### [Task to complete]
Skip the images; return every entry exactly.

Dataset rows describing interfaces
:::

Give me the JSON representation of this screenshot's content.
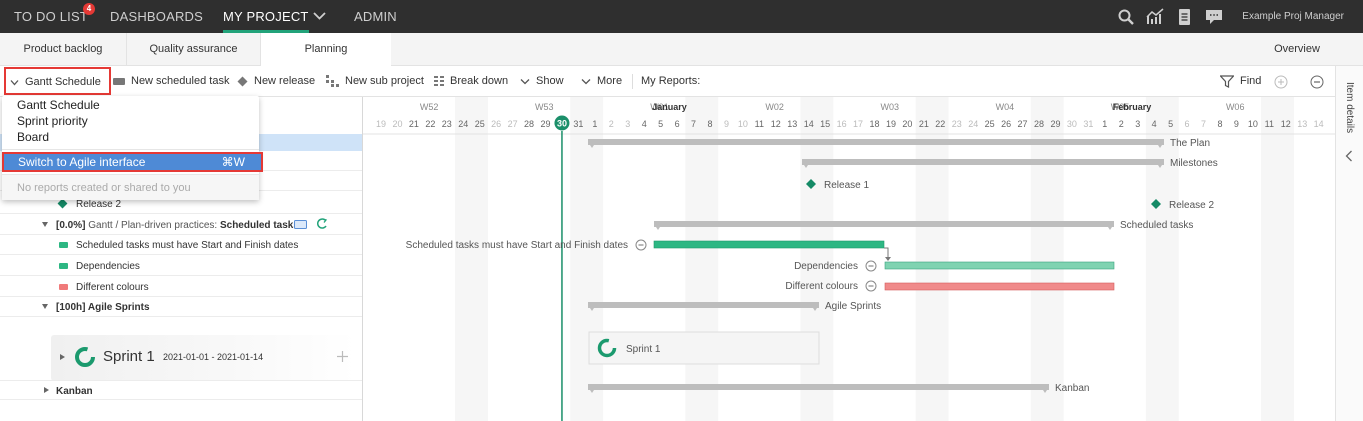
{
  "topbar": {
    "todo": "TO DO LIST",
    "todo_badge": "4",
    "dashboards": "DASHBOARDS",
    "my_project": "MY PROJECT",
    "admin": "ADMIN",
    "user": "Example Proj Manager",
    "icons": [
      "search-icon",
      "analytics-icon",
      "document-icon",
      "chat-icon"
    ],
    "accent": "#22a37a"
  },
  "tabs": [
    "Product backlog",
    "Quality assurance",
    "Planning",
    "Overview"
  ],
  "active_tab": "Planning",
  "toolbar": {
    "gantt_schedule": "Gantt Schedule",
    "new_scheduled_task": "New scheduled task",
    "new_release": "New release",
    "new_sub_project": "New sub project",
    "break_down": "Break down",
    "show": "Show",
    "more": "More",
    "my_reports": "My Reports:",
    "find": "Find"
  },
  "dropdown": {
    "items": [
      "Gantt Schedule",
      "Sprint priority",
      "Board"
    ],
    "switch_label": "Switch to Agile interface",
    "switch_shortcut": "⌘W",
    "empty": "No reports created or shared to you"
  },
  "left": {
    "release2": "Release 2",
    "group_progress": "[0.0%]",
    "group_path": "Gantt / Plan-driven practices:",
    "group_name": "Scheduled tasks",
    "task1": "Scheduled tasks must have Start and Finish dates",
    "task2": "Dependencies",
    "task3": "Different colours",
    "agile": "[100h] Agile Sprints",
    "sprint_name": "Sprint 1",
    "sprint_dates": "2021-01-01 - 2021-01-14",
    "kanban": "Kanban"
  },
  "timeline": {
    "weeks": [
      "W52",
      "W53",
      "W01",
      "W02",
      "W03",
      "W04",
      "W05",
      "W06"
    ],
    "months": [
      "January",
      "February"
    ],
    "days": [
      19,
      20,
      21,
      22,
      23,
      24,
      25,
      26,
      27,
      28,
      29,
      30,
      31,
      1,
      2,
      3,
      4,
      5,
      6,
      7,
      8,
      9,
      10,
      11,
      12,
      13,
      14,
      15,
      16,
      17,
      18,
      19,
      20,
      21,
      22,
      23,
      24,
      25,
      26,
      27,
      28,
      29,
      30,
      31,
      1,
      2,
      3,
      4,
      5,
      6,
      7,
      8,
      9,
      10,
      11,
      12,
      13,
      14
    ],
    "today": "30"
  },
  "chart_labels": {
    "the_plan": "The Plan",
    "milestones": "Milestones",
    "release1": "Release 1",
    "release2": "Release 2",
    "scheduled_tasks": "Scheduled tasks",
    "task1": "Scheduled tasks must have Start and Finish dates",
    "dependencies": "Dependencies",
    "different_colours": "Different colours",
    "agile_sprints": "Agile Sprints",
    "sprint1": "Sprint 1",
    "kanban": "Kanban"
  },
  "right_panel": {
    "label": "Item details"
  },
  "colors": {
    "green": "#2db783",
    "green_light": "#7fd3b1",
    "red": "#f08a8a",
    "gray_bar": "#bdbdbd",
    "today": "#1b8f6a",
    "select": "#4e8ad6"
  }
}
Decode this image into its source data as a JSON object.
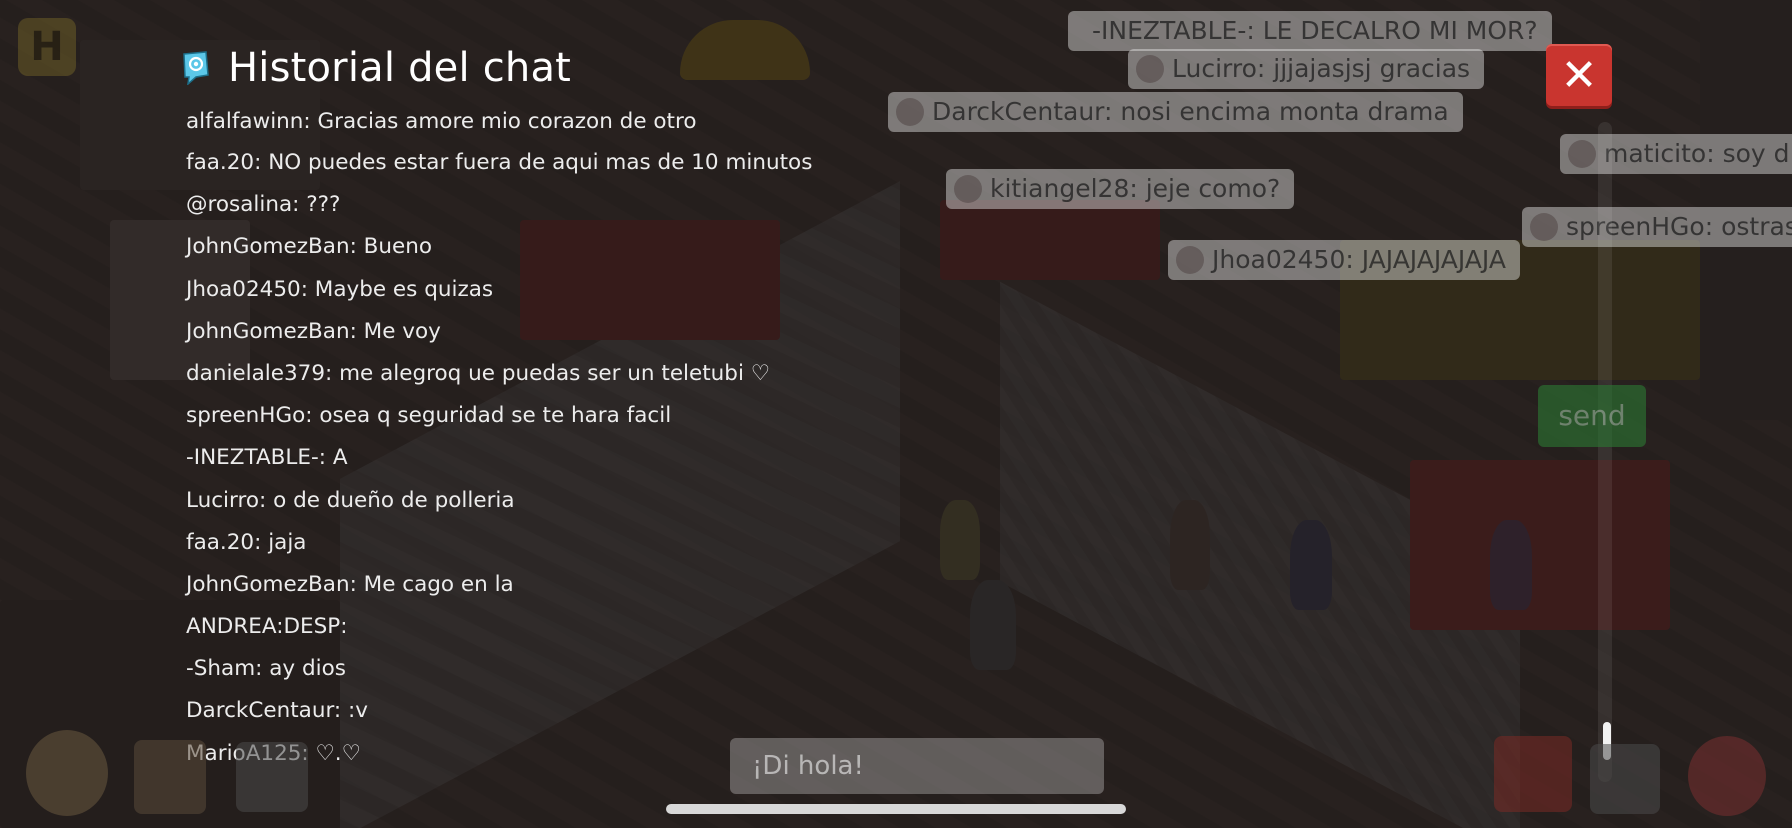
{
  "header": {
    "title": "Historial del chat"
  },
  "close_label": "✕",
  "chat_history": [
    {
      "user": "alfalfawinn",
      "text": "Gracias amore mio corazon de otro"
    },
    {
      "user": "faa.20",
      "text": "NO puedes estar fuera de aqui mas de 10 minutos"
    },
    {
      "user": "@rosalina",
      "text": "???"
    },
    {
      "user": "JohnGomezBan",
      "text": "Bueno"
    },
    {
      "user": "Jhoa02450",
      "text": "Maybe es quizas"
    },
    {
      "user": "JohnGomezBan",
      "text": "Me voy"
    },
    {
      "user": "danielale379",
      "text": "me alegroq ue puedas ser un teletubi ♡"
    },
    {
      "user": "spreenHGo",
      "text": "osea q seguridad se te hara facil"
    },
    {
      "user": "-INEZTABLE-",
      "text": "A"
    },
    {
      "user": "Lucirro",
      "text": "o de dueño de polleria"
    },
    {
      "user": "faa.20",
      "text": "jaja"
    },
    {
      "user": "JohnGomezBan",
      "text": "Me cago en la"
    },
    {
      "user": "ANDREA",
      "text": "DESP:"
    },
    {
      "user": "-Sham",
      "text": "ay dios"
    },
    {
      "user": "DarckCentaur",
      "text": ":v"
    },
    {
      "user": "MarioA125",
      "text": "♡.♡"
    }
  ],
  "chat_lines": [
    "alfalfawinn: Gracias amore mio corazon de otro",
    "faa.20: NO puedes estar fuera de aqui mas de 10 minutos",
    "@rosalina: ???",
    "JohnGomezBan: Bueno",
    "Jhoa02450: Maybe es quizas",
    "JohnGomezBan: Me voy",
    "danielale379: me alegroq ue puedas ser un teletubi ♡",
    "spreenHGo: osea q seguridad se te hara facil",
    "-INEZTABLE-: A",
    "Lucirro: o de dueño de polleria",
    "faa.20: jaja",
    "JohnGomezBan: Me cago en la",
    "ANDREA:DESP:",
    "-Sham: ay dios",
    "DarckCentaur: :v",
    "MarioA125: ♡.♡"
  ],
  "room_bubbles": [
    "-INEZTABLE-: LE DECALRO MI MOR?",
    "Lucirro: jjjajasjsj gracias",
    "DarckCentaur: nosi encima monta drama",
    "maticito: soy d",
    "kitiangel28: jeje como?",
    "spreenHGo: ostras",
    "Jhoa02450: JAJAJAJAJAJA"
  ],
  "chat_input": {
    "placeholder": "¡Di hola!"
  },
  "send_label": "send",
  "colors": {
    "close_button": "#c9352f",
    "text": "#ececec",
    "title": "#ffffff",
    "overlay": "rgba(28,24,24,0.72)"
  },
  "icons": [
    "chat-history-icon",
    "close-icon",
    "hotel-home-icon",
    "user-avatar-icon",
    "catalog-icon",
    "navigator-icon",
    "shop-icon",
    "inventory-icon",
    "profile-icon"
  ]
}
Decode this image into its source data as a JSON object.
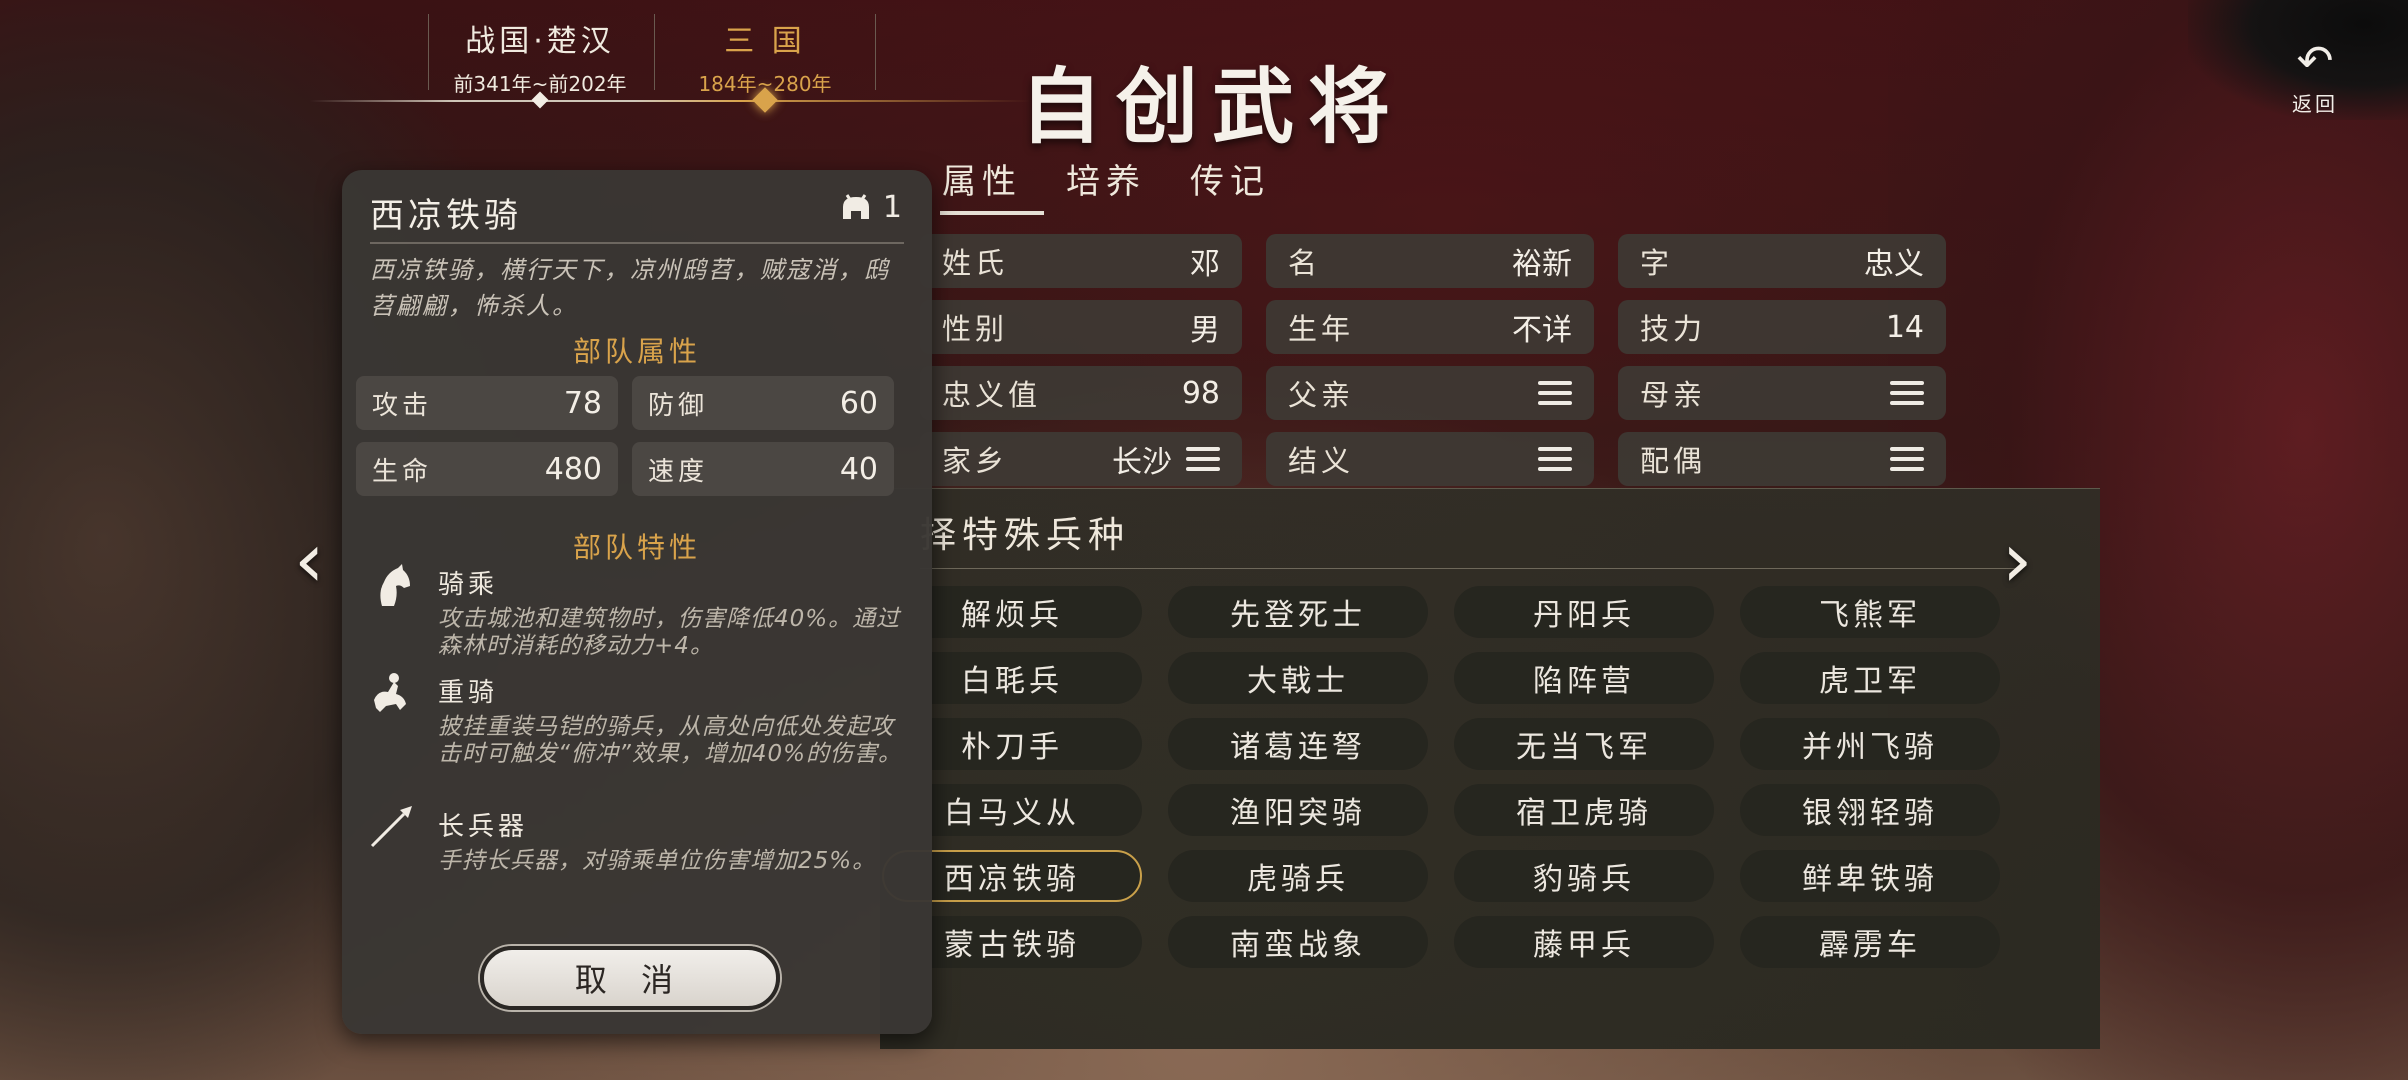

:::

### [Reply to the task]
Give me the JSON representation of this screenshot's content.
{
  "topbar": {
    "todo": "TO DO LIST",
    "todo_badge": "4",
    "dashboards": "DASHBOARDS",
    "my_project": "MY PROJECT",
    "admin": "ADMIN",
    "user": "Example Proj Manager",
    "icons": [
      "search-icon",
      "analytics-icon",
      "document-icon",
      "chat-icon"
    ],
    "accent": "#22a37a"
  },
  "tabs": [
    "Product backlog",
    "Quality assurance",
    "Planning",
    "Overview"
  ],
  "active_tab": "Planning",
  "toolbar": {
    "gantt_schedule": "Gantt Schedule",
    "new_scheduled_task": "New scheduled task",
    "new_release": "New release",
    "new_sub_project": "New sub project",
    "break_down": "Break down",
    "show": "Show",
    "more": "More",
    "my_reports": "My Reports:",
    "find": "Find"
  },
  "dropdown": {
    "items": [
      "Gantt Schedule",
      "Sprint priority",
      "Board"
    ],
    "switch_label": "Switch to Agile interface",
    "switch_shortcut": "⌘W",
    "empty": "No reports created or shared to you"
  },
  "left": {
    "release2": "Release 2",
    "group_progress": "[0.0%]",
    "group_path": "Gantt / Plan-driven practices:",
    "group_name": "Scheduled tasks",
    "task1": "Scheduled tasks must have Start and Finish dates",
    "task2": "Dependencies",
    "task3": "Different colours",
    "agile": "[100h] Agile Sprints",
    "sprint_name": "Sprint 1",
    "sprint_dates": "2021-01-01 - 2021-01-14",
    "kanban": "Kanban"
  },
  "timeline": {
    "weeks": [
      "W52",
      "W53",
      "W01",
      "W02",
      "W03",
      "W04",
      "W05",
      "W06"
    ],
    "months": [
      "January",
      "February"
    ],
    "days": [
      19,
      20,
      21,
      22,
      23,
      24,
      25,
      26,
      27,
      28,
      29,
      30,
      31,
      1,
      2,
      3,
      4,
      5,
      6,
      7,
      8,
      9,
      10,
      11,
      12,
      13,
      14,
      15,
      16,
      17,
      18,
      19,
      20,
      21,
      22,
      23,
      24,
      25,
      26,
      27,
      28,
      29,
      30,
      31,
      1,
      2,
      3,
      4,
      5,
      6,
      7,
      8,
      9,
      10,
      11,
      12,
      13,
      14
    ],
    "today": "30"
  },
  "chart_labels": {
    "the_plan": "The Plan",
    "milestones": "Milestones",
    "release1": "Release 1",
    "release2": "Release 2",
    "scheduled_tasks": "Scheduled tasks",
    "task1": "Scheduled tasks must have Start and Finish dates",
    "dependencies": "Dependencies",
    "different_colours": "Different colours",
    "agile_sprints": "Agile Sprints",
    "sprint1": "Sprint 1",
    "kanban": "Kanban"
  },
  "right_panel": {
    "label": "Item details"
  },
  "colors": {
    "green": "#2db783",
    "green_light": "#7fd3b1",
    "red": "#f08a8a",
    "gray_bar": "#bdbdbd",
    "today": "#1b8f6a",
    "select": "#4e8ad6"
  }
}
Decode this image into its source data as a JSON object.
{
  "header": {
    "title": "Historial del chat"
  },
  "close_label": "✕",
  "chat_history": [
    {
      "user": "alfalfawinn",
      "text": "Gracias amore mio corazon de otro"
    },
    {
      "user": "faa.20",
      "text": "NO puedes estar fuera de aqui mas de 10 minutos"
    },
    {
      "user": "@rosalina",
      "text": "???"
    },
    {
      "user": "JohnGomezBan",
      "text": "Bueno"
    },
    {
      "user": "Jhoa02450",
      "text": "Maybe es quizas"
    },
    {
      "user": "JohnGomezBan",
      "text": "Me voy"
    },
    {
      "user": "danielale379",
      "text": "me alegroq ue puedas ser un teletubi ♡"
    },
    {
      "user": "spreenHGo",
      "text": "osea q seguridad se te hara facil"
    },
    {
      "user": "-INEZTABLE-",
      "text": "A"
    },
    {
      "user": "Lucirro",
      "text": "o de dueño de polleria"
    },
    {
      "user": "faa.20",
      "text": "jaja"
    },
    {
      "user": "JohnGomezBan",
      "text": "Me cago en la"
    },
    {
      "user": "ANDREA",
      "text": "DESP:"
    },
    {
      "user": "-Sham",
      "text": "ay dios"
    },
    {
      "user": "DarckCentaur",
      "text": ":v"
    },
    {
      "user": "MarioA125",
      "text": "♡.♡"
    }
  ],
  "chat_lines": [
    "alfalfawinn: Gracias amore mio corazon de otro",
    "faa.20: NO puedes estar fuera de aqui mas de 10 minutos",
    "@rosalina: ???",
    "JohnGomezBan: Bueno",
    "Jhoa02450: Maybe es quizas",
    "JohnGomezBan: Me voy",
    "danielale379: me alegroq ue puedas ser un teletubi ♡",
    "spreenHGo: osea q seguridad se te hara facil",
    "-INEZTABLE-: A",
    "Lucirro: o de dueño de polleria",
    "faa.20: jaja",
    "JohnGomezBan: Me cago en la",
    "ANDREA:DESP:",
    "-Sham: ay dios",
    "DarckCentaur: :v",
    "MarioA125: ♡.♡"
  ],
  "room_bubbles": [
    "-INEZTABLE-: LE DECALRO MI MOR?",
    "Lucirro: jjjajasjsj gracias",
    "DarckCentaur: nosi encima monta drama",
    "maticito: soy d",
    "kitiangel28: jeje como?",
    "spreenHGo: ostras",
    "Jhoa02450: JAJAJAJAJAJA"
  ],
  "chat_input": {
    "placeholder": "¡Di hola!"
  },
  "send_label": "send",
  "colors": {
    "close_button": "#c9352f",
    "text": "#ececec",
    "title": "#ffffff",
    "overlay": "rgba(28,24,24,0.72)"
  },
  "icons": [
    "chat-history-icon",
    "close-icon",
    "hotel-home-icon",
    "user-avatar-icon",
    "catalog-icon",
    "navigator-icon",
    "shop-icon",
    "inventory-icon",
    "profile-icon"
  ]
}
Decode this image into its source data as a JSON object.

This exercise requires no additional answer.